Multidimensional Multivariable Calculus Syllabus
Multivariable calculus is about exploring higher dimensions—so it’s only fitting that our syllabus should be higher-dimensional as well. For a multivariable calculus course I taught in 2021-2022, I made a syllabus on a cube, programatically generated such that each student’s syllabus had a different arrangement of the six faces (or, more precisely, was a random choice from one of the 122,880 possibilities).
I laser-cut a larger-format version into a box:
The laser-cut version collapsed in my hands as I was showing it to the kids. I told V. I was worried that’d be a metaphor for the class as a whole; she pointed out that perhaps instead it’s a metaphor for how we’ll learn to reduce the dimensionality of problems.
Here’s the full text:
The Nueva School
Andrew M.H. Alexander
(third floor pod by the stairwell)
The ultimate goal of our class is to understand the universe better. That’s true of all your classes. In a science class, you might be trying to understand the universe better in its empirical properties. In a literature class, you might be trying to understand the universe better in its human properties. In math classes, we’re trying to understand the universe better in its abstract properties.
In this class: how do we explore higher-dimensional reality? How do we navigate the two-, three-, four-, or even arbitrary-dimensional world?
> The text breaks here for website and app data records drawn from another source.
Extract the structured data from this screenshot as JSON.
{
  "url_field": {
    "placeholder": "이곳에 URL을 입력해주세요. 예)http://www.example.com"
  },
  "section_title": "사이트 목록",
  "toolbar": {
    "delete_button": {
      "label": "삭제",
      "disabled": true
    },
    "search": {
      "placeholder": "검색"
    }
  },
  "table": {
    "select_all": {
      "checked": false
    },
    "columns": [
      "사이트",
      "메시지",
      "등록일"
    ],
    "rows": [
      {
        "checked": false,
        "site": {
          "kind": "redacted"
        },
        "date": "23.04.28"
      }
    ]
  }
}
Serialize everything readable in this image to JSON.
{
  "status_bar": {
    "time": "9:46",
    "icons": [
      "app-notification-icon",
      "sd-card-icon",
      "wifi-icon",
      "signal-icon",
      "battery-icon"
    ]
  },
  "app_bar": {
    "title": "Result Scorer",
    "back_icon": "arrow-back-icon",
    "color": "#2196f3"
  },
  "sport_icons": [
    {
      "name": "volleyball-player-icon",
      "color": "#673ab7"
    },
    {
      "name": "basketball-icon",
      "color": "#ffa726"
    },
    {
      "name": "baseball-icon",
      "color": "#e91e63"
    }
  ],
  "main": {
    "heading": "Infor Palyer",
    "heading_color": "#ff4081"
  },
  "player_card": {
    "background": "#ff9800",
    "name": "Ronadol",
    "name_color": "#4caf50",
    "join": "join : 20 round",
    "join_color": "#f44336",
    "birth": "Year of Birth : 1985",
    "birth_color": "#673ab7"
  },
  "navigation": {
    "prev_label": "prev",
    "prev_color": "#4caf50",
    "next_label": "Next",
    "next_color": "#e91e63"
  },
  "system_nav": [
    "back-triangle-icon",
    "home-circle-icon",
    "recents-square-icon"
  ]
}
We know how to do calculus in one dimension—how can we do it in multiple dimensions? What things are different? What things are the same? What things are surprising or unexpected? What assumptions were we making that we weren’t even aware of?
In previous math classes, we’ve gotten a good handle on the one-dimensional world. We’ve forged a decent fluency with the two-dimensional world. In MVC, we’ll leave the shallows. We’ll head out into the depths of the higher-dimensional world.
How are we going to learn all of this high-dimensional hootenanny? A couple ways. But mostly, we’ll learn math the way math is supposed to be learned: by doing. In particular: by doing math problems. We’ll do easy problems that build up our technical skills. We’ll do hard problems that push the limits of our intuition. We’ll do these problems together in class. We’ll do them by ourselves at night. Sometimes we’ll get the answer. Sometimes we won’t.
I’ll write notes for you on various topics. You’ll read them to learn various facts. (We’ll minimize the amount of time I spend lecturing—raw information transfer isn’t the best use of our precious time together.) You’ll ask questions when things are unclear.
You’ll have problem sets due every class. You’ll work hard on them, and will come to class ready to discuss. You’ll ask questions. You’ll share your strategies (successful and unsuccessful). We’ll have an active conversation, as a class, in which we puzzle over these problems. We’ll pick through and unpack their nuances, subtleties, and themes.
How are you going to convince me and others that you’ve actually learned all this stuff? I’m fond of hard tests. In zoomland, we couldn’t do that. Even in normalland, we only see each other twice a week and it seems a shame to sacrifice our finite precious moments together to a test. In zoomland I relied on each of you diligently doing your problem sets, with me checking and giving comments (not on every single one, but on many). Perhaps we’ll only do that. I’ve long admired Jana’s oral exams. Maybe we’ll experiment with those.
These are just formal ways—the informal ways are just as important, if not more so. Are you working hard in class? Are you participating? Are you helping your classmates? Are you asking for help yourself? Are you diving into difficult problems with gusto and moxie?
The point is, with all of this stuff, we’ll feel out a way that works for us.
But all this is secondary. We’re here to learn math. First things first. Focus on learning the math as best you can, with all your heart. Everything else will follow.
Most course syllabi are two-dimensional objects. They have to be: written English requires two dimensions. This syllabus is no different. But it’s a two-dimensional syllabus embedded in 3D space, in the form of a cube. (I was going to print it on a Klein bottle, but the i-Lab’s 4D printer was broken.) We’ll study lots of things like that this year: lower-dimensional shapes embedded in higher-dimensional space.
It’s also a syllabus with math problem embedded in it. When you print this, if you linger on the webpage, you’ll notice that every few seconds the six faces of the cube randomly rotate or swap. So, geometrically speaking, each of you have a different syllabus!
Or do you? With the six blocks of text being on any one of the six faces, rotated in any of four orientations, how many different possible syllabi are there? How likely is it that, given how many people are in our class, two of you have printed out the exact same syllabus? (What if you folded it so that the text is on the inside?!?)
If you can figure this out, I’ll give you a prize!